[[ THE RECORDS open ]]

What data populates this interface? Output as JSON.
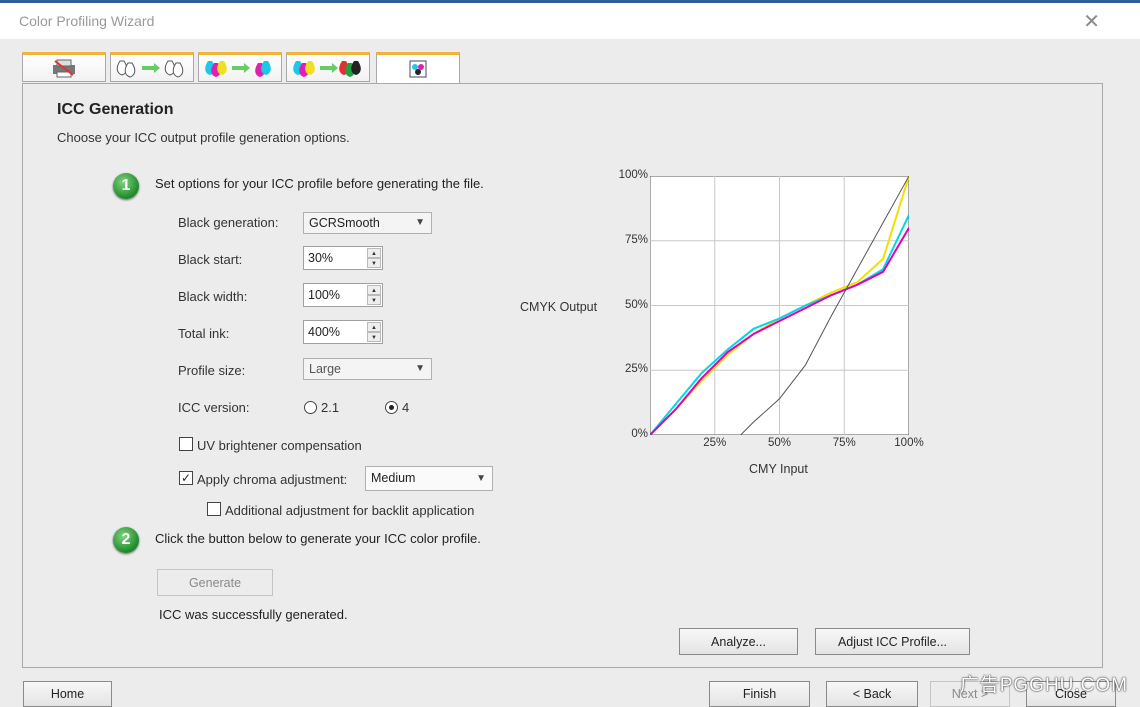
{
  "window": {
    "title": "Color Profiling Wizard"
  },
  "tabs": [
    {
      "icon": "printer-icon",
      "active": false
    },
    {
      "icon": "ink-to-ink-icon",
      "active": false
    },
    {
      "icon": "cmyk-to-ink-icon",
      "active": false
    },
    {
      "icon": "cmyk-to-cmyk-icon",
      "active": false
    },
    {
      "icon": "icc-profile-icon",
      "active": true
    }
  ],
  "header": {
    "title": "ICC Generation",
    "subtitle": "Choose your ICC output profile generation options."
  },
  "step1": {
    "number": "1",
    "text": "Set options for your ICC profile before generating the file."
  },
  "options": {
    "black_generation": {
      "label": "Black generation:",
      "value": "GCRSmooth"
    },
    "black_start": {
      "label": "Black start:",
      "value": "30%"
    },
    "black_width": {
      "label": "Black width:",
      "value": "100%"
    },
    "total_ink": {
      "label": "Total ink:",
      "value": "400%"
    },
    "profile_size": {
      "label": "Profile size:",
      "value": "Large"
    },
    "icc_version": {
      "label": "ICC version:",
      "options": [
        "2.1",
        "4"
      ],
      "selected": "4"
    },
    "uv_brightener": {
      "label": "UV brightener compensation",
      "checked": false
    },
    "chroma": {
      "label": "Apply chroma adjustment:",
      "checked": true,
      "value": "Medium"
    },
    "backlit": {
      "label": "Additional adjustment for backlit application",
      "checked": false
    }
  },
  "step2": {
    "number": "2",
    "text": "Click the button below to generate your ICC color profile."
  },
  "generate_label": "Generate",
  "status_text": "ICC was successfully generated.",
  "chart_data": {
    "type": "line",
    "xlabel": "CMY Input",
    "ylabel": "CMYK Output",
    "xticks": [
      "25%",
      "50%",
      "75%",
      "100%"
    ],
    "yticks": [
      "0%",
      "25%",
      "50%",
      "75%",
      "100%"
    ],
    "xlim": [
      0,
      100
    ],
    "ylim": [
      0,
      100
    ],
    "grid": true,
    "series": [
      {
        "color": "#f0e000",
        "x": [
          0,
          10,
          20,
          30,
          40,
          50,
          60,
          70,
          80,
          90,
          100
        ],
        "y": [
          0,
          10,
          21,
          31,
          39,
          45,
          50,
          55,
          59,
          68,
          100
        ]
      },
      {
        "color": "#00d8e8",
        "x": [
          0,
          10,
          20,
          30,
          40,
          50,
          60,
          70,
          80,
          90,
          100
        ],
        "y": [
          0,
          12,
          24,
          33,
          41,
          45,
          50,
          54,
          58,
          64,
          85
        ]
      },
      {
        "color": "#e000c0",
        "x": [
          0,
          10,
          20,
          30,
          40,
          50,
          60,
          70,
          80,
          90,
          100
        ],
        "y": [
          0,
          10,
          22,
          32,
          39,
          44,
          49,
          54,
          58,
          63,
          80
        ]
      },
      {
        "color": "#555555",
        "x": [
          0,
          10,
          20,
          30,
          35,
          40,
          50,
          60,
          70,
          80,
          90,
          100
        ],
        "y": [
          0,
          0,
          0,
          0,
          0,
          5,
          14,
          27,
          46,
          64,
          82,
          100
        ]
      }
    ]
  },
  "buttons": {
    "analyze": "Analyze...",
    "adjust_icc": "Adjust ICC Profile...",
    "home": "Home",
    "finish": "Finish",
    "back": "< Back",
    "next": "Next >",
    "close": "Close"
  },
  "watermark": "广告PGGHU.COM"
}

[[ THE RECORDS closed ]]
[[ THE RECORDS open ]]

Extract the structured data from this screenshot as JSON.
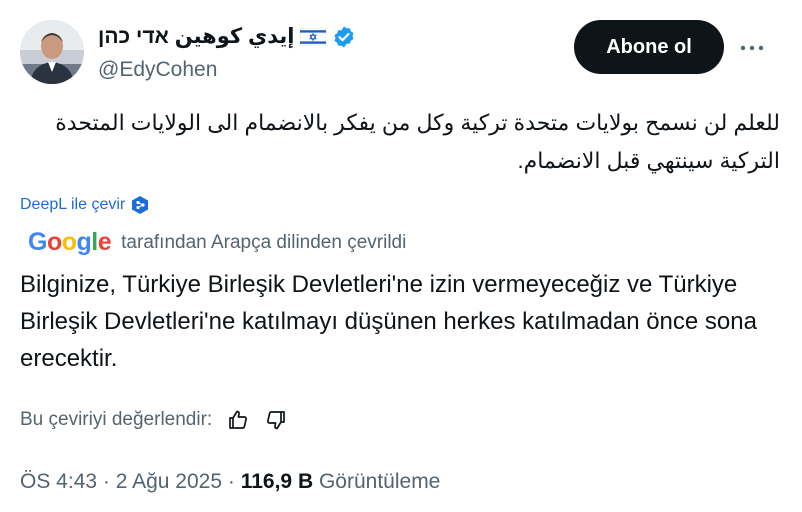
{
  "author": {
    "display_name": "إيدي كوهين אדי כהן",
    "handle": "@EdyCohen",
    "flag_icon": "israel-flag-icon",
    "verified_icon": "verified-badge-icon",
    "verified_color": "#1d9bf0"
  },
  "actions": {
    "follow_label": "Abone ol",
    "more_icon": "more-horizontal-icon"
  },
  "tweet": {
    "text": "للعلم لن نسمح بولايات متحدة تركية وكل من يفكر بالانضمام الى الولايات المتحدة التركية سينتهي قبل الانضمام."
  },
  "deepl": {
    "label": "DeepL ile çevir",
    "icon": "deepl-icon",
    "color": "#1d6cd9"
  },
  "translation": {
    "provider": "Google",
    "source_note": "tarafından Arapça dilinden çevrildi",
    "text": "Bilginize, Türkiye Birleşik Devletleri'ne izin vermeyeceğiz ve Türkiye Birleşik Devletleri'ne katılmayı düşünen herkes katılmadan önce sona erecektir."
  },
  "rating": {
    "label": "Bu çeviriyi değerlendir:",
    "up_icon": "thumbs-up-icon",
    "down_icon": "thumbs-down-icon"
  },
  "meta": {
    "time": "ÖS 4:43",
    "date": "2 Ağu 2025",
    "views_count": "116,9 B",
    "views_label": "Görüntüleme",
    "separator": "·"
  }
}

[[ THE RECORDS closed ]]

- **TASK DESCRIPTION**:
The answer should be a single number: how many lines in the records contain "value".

- **RESPONSE TO THIS TASK**:
6